When the White Sox are on the clock next Wednesday in the first round of the MLB Draft, remember the name Reid Detmers.
If the former Louisville Cardinals left-hander with one of the coolest curveballs you will ever see is still available, the White Sox might have a steal on their hands.
“In my mind, (Detmers) is the best player who could fall to No. 11,” MLB.com draft expert Jim Callis said on the White Sox Talk Podcast. “I’m not saying he will. I think he’s the guy who could. That would be the best player you could probably hope for at 11 would be Reid Detmers.”
At 6-foot-2, 210 pounds, Detmers isn’t going to wow you with his velocity. His fastball tops off in the low-90s.
What he’s known for is a sweeping curveball that takes a wild scenic route to a whole other area code once it leaves Detmer’s hands, before somehow finding the catcher’s mitt on the other end of the rainbow.
“He has one of the best curveballs in the draft,” said Callis, which to me, is an understatement. Just watch this:
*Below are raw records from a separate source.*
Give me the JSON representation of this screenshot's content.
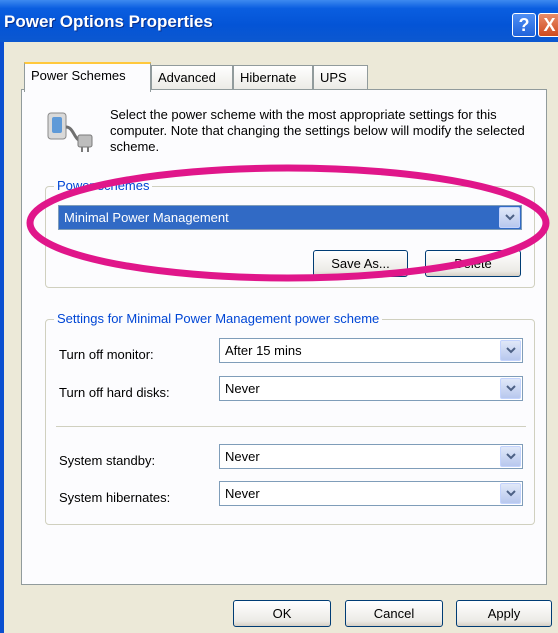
{
  "window": {
    "title": "Power Options Properties",
    "help_glyph": "?",
    "close_glyph": "X"
  },
  "tabs": [
    {
      "label": "Power Schemes",
      "active": true
    },
    {
      "label": "Advanced",
      "active": false
    },
    {
      "label": "Hibernate",
      "active": false
    },
    {
      "label": "UPS",
      "active": false
    }
  ],
  "description": "Select the power scheme with the most appropriate settings for this computer. Note that changing the settings below will modify the selected scheme.",
  "power_schemes": {
    "group_title": "Power schemes",
    "selected": "Minimal Power Management",
    "save_as_label": "Save As...",
    "delete_label": "Delete"
  },
  "settings": {
    "group_title": "Settings for Minimal Power Management power scheme",
    "rows": [
      {
        "label": "Turn off monitor:",
        "value": "After 15 mins"
      },
      {
        "label": "Turn off hard disks:",
        "value": "Never"
      },
      {
        "label": "System standby:",
        "value": "Never"
      },
      {
        "label": "System hibernates:",
        "value": "Never"
      }
    ]
  },
  "footer": {
    "ok_label": "OK",
    "cancel_label": "Cancel",
    "apply_label": "Apply"
  },
  "colors": {
    "titlebar": "#0454d6",
    "highlight": "#316ac5",
    "annotation": "#e0168a"
  },
  "icons": [
    "help-icon",
    "close-icon",
    "power-plug-icon",
    "dropdown-arrow-icon"
  ]
}
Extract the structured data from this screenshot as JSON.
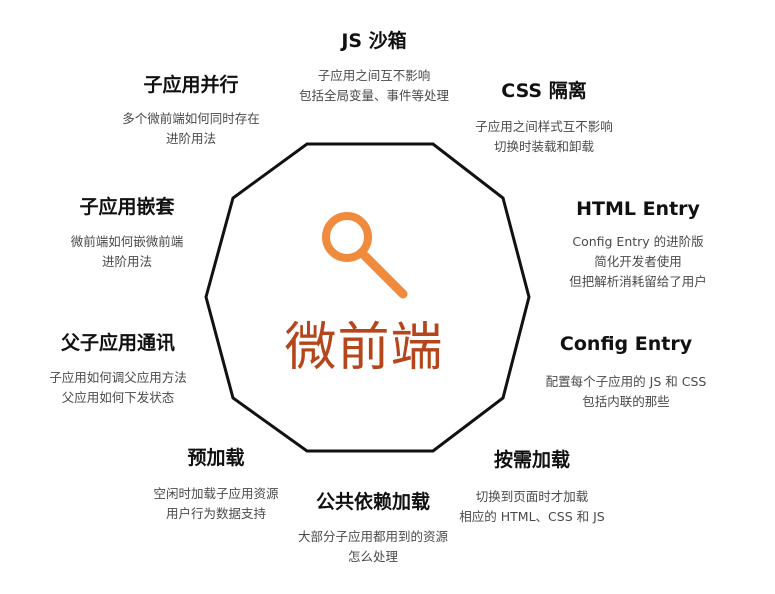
{
  "center": {
    "title": "微前端",
    "icon": "search-icon",
    "accent": "#F08A3C",
    "title_color": "#B5451B"
  },
  "features": [
    {
      "title": "JS 沙箱",
      "lines": [
        "子应用之间互不影响",
        "包括全局变量、事件等处理"
      ]
    },
    {
      "title": "CSS 隔离",
      "lines": [
        "子应用之间样式互不影响",
        "切换时装载和卸载"
      ]
    },
    {
      "title": "HTML Entry",
      "lines": [
        "Config Entry 的进阶版",
        "简化开发者使用",
        "但把解析消耗留给了用户"
      ]
    },
    {
      "title": "Config Entry",
      "lines": [
        "配置每个子应用的 JS 和 CSS",
        "包括内联的那些"
      ]
    },
    {
      "title": "按需加载",
      "lines": [
        "切换到页面时才加载",
        "相应的 HTML、CSS 和 JS"
      ]
    },
    {
      "title": "公共依赖加载",
      "lines": [
        "大部分子应用都用到的资源",
        "怎么处理"
      ]
    },
    {
      "title": "预加载",
      "lines": [
        "空闲时加载子应用资源",
        "用户行为数据支持"
      ]
    },
    {
      "title": "父子应用通讯",
      "lines": [
        "子应用如何调父应用方法",
        "父应用如何下发状态"
      ]
    },
    {
      "title": "子应用嵌套",
      "lines": [
        "微前端如何嵌微前端",
        "进阶用法"
      ]
    },
    {
      "title": "子应用并行",
      "lines": [
        "多个微前端如何同时存在",
        "进阶用法"
      ]
    }
  ]
}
One more Reid Detmers Beautiful Curveball. 🤩 pic.twitter.com/vMTh7dpvEP— Rob Friedman (@PitchingNinja) March 7, 2020
Reid Detmers, Kershaw-esque Curveball. pic.twitter.com/6cjQbra5Sj— Rob Friedman (@PitchingNinja) March 7, 2020
Right-handed pitcher Max Meyer, who is expected to be chosen ahead of Detmers next Wednesday, was recently asked by Callis on MLB Network if he could take one pitch from last year’s Team USA squad, whose would he take? Meyer chose Detmers’ curveball. Who wouldn’t? That thing is nasty.
During his 2019 season, abbreviated due to the coronavirus pandemic, Detmers dominated in his four starts, finishing 3-0 with a 1.23 ERA, 48 strikeouts and six walks in 22 innings. In 2019, he set Louisville’s single-season strikeout record with 167 strikeouts in 113.1 innings.
Detmers has a chance to not only be one of the best pitchers in the draft, Callis believes he could be the most major league ready, as well.
“To me, there’s a lot of good college pitching in this draft. That’s the strength of this draft. Reid Detmers is probably the first college starting pitcher in the big leagues in this draft,” Callis said.
But before you can pencil him into the starting rotation on the South Side in 2022, he’ll first have to be on the board when it’s the White Sox turn to pick. If he is, will the White Sox, with new scouting director Mike Shirley, choose him? We’ll learn next week.
In the meantime, check out the podcast with Callis. We go over several other options for the White Sox. There are some intriguing possibilities at multiple positions, including a former star shortstop from Mt. Carmel whose idol is Tim Anderson.